Meltdown? Let-down more like – this episode did not see series IV out on a high, unfortunately. Admittedly that could be partly due it’s being postponed due to the 1991 Gulf War, and ending up being shown after two of the show’s best episodes.
In its favour, it does introduce the ‘matter paddle’, a sort of teleport device the Kryten repairs, allowing the crew to venture much further afield than was previously possible – in this case to a wax-droid theme park which, following millennia of abandonment, has descended into an idiotic war.

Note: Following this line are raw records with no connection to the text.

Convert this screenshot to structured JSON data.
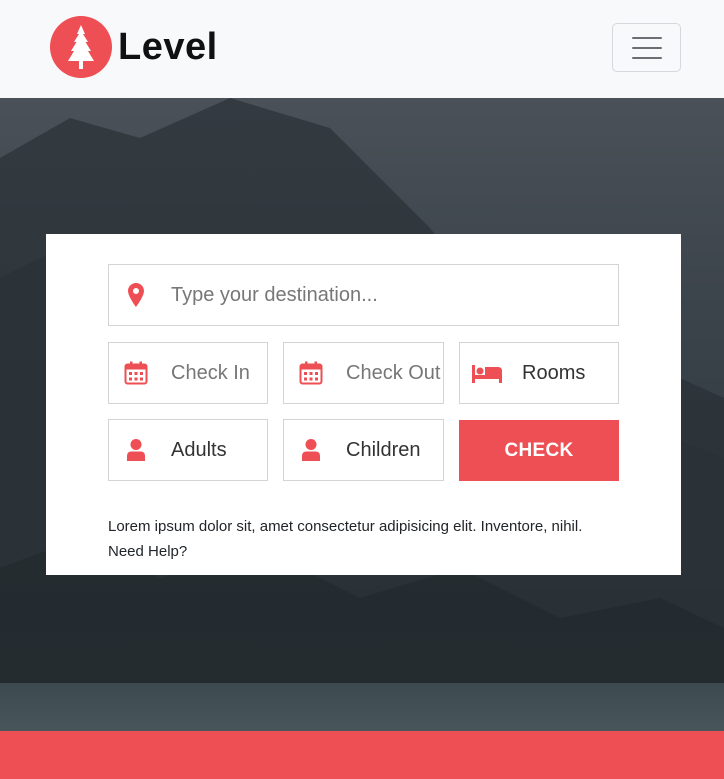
{
  "brand": {
    "name": "Level",
    "logo_icon": "pine-tree-icon"
  },
  "navbar": {
    "toggle_icon": "hamburger-menu-icon"
  },
  "booking": {
    "destination": {
      "placeholder": "Type your destination...",
      "icon": "map-pin-icon"
    },
    "check_in": {
      "placeholder": "Check In",
      "icon": "calendar-icon"
    },
    "check_out": {
      "placeholder": "Check Out",
      "icon": "calendar-icon"
    },
    "rooms": {
      "label": "Rooms",
      "icon": "bed-icon"
    },
    "adults": {
      "label": "Adults",
      "icon": "user-icon"
    },
    "children": {
      "label": "Children",
      "icon": "user-icon"
    },
    "submit_label": "CHECK",
    "note_text": "Lorem ipsum dolor sit, amet consectetur adipisicing elit. Inventore, nihil.",
    "help_text": "Need Help?"
  },
  "colors": {
    "accent": "#ee4f55",
    "navbar_bg": "#f8f9fa",
    "hero_overlay": "#3a4249",
    "field_border": "#d4d4d4"
  }
}
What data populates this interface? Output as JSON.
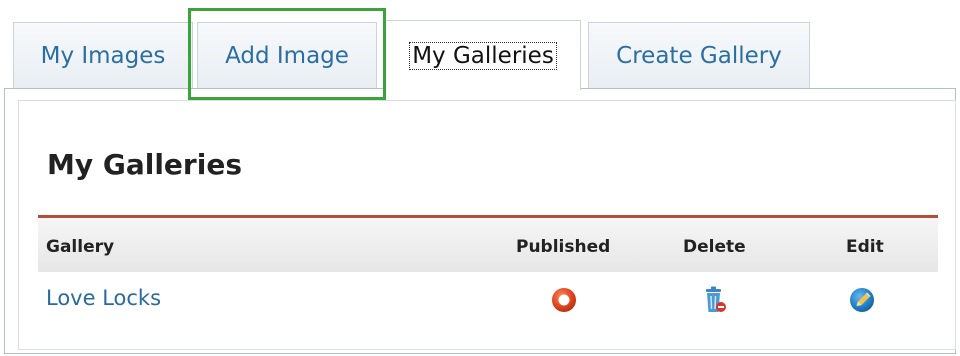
{
  "tabs": [
    {
      "label": "My Images",
      "active": false
    },
    {
      "label": "Add Image",
      "active": false,
      "highlighted": true
    },
    {
      "label": "My Galleries",
      "active": true
    },
    {
      "label": "Create Gallery",
      "active": false
    }
  ],
  "page": {
    "title": "My Galleries"
  },
  "table": {
    "columns": [
      "Gallery",
      "Published",
      "Delete",
      "Edit"
    ],
    "rows": [
      {
        "gallery": "Love Locks",
        "published_icon": "published-status-icon",
        "delete_icon": "trash-icon",
        "edit_icon": "pencil-icon"
      }
    ]
  },
  "colors": {
    "tab_text": "#2b6ea3",
    "highlight": "#3aa33a",
    "rule": "#b4503a",
    "link": "#2a6a9f",
    "published_icon": "#e0451f",
    "edit_icon": "#1f7fc6"
  }
}
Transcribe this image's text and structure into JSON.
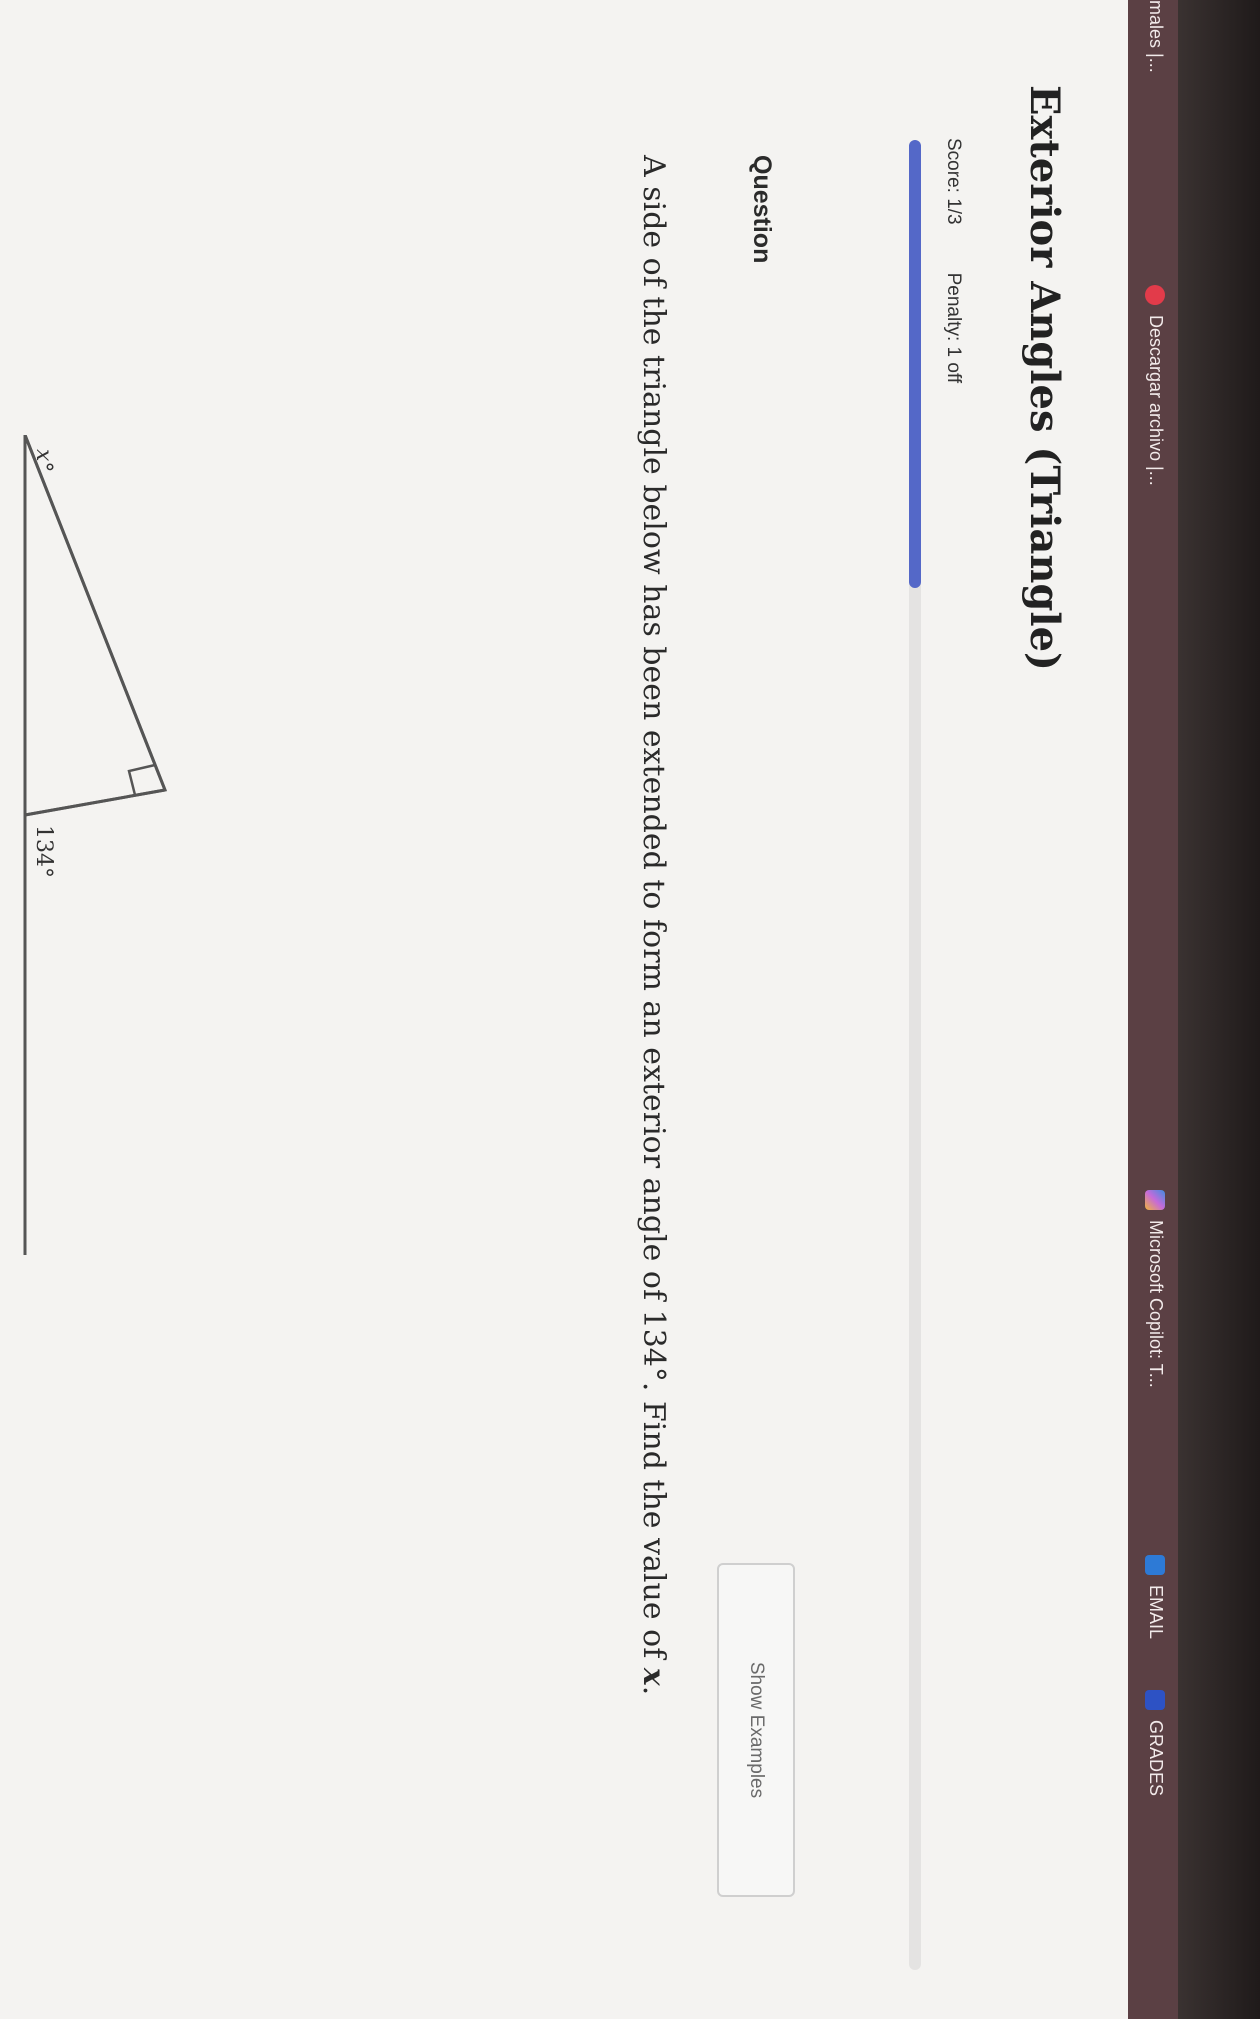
{
  "bookmarks": [
    {
      "label": "males |...",
      "icon": "page-icon",
      "color": "#9a8a8c"
    },
    {
      "label": "Descargar archivo |...",
      "icon": "download-icon",
      "color": "#e23b4a"
    },
    {
      "label": "Microsoft Copilot: T...",
      "icon": "copilot-icon",
      "color": "#3f8de0"
    },
    {
      "label": "EMAIL",
      "icon": "email-icon",
      "color": "#2d7ad6"
    },
    {
      "label": "GRADES",
      "icon": "grades-icon",
      "color": "#2d52c4"
    }
  ],
  "page": {
    "title": "Exterior Angles (Triangle)",
    "score": "Score: 1/3",
    "penalty": "Penalty: 1 off",
    "progress_fraction": 0.245,
    "accent_color": "#5468c8"
  },
  "question": {
    "heading": "Question",
    "show_examples": "Show Examples",
    "text_before": "A side of the triangle below has been extended to form an exterior angle of ",
    "angle_value": "134°",
    "text_after": ". Find the value of ",
    "variable": "x",
    "end": "."
  },
  "diagram": {
    "label_x": "x°",
    "label_exterior": "134°"
  }
}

Enter Arnold Rimmer, Risk-nerd turned hardest of Generals, taking command of a motley crew of holymen and pacifists, turning them into an army which he will send on a daylight charge across a minefield towards an enemy led by a Hitler-droid…
I still feel there’s a solution, probably involving triangles.
Although there are a few laughs to be had along the way, a few lines playing on war movies to make a change from the usual sci-fi references, but the episode as a whole comes across as a bit silly – and then Holly shows up at the end, for no reason other than to be on a motorcycle headlamp. The fact that he hasn’t been in the story at all up to that point just makes his single line all the more jarring.
What the episode does do – and perhaps this was more poignant when it was first shown, after the end of the Gulf War – is highlight the utter futility of war: the pointless killing of innocents – in this case Winnie the Pooh. The ruthless (not to mention under-qualified) General willing to sacrifice his own, equally under-qualified, soldiers. The senior officer (Kryten) just following orders.
I’m sorry, sirs, I had no choice. I’m programmed to obey, no matter how psychotic and deranged the human order.
There is a happy ending, of course; General Rimmer brings peace back to Waxworld – by following through a policy of Mutually Assured Destruction.
Lister, as usual, is the voice of reason, raging against Rimmer’s war machine, but to no avail – at least until after the war has wiped everyone else out and he can punish Rimmer in his own inimitable style…
Watch it if you’re a war movie buff, or a fan of the 70s movie Westworld, but don’t expect a classic episode, or for it to say anything new about war.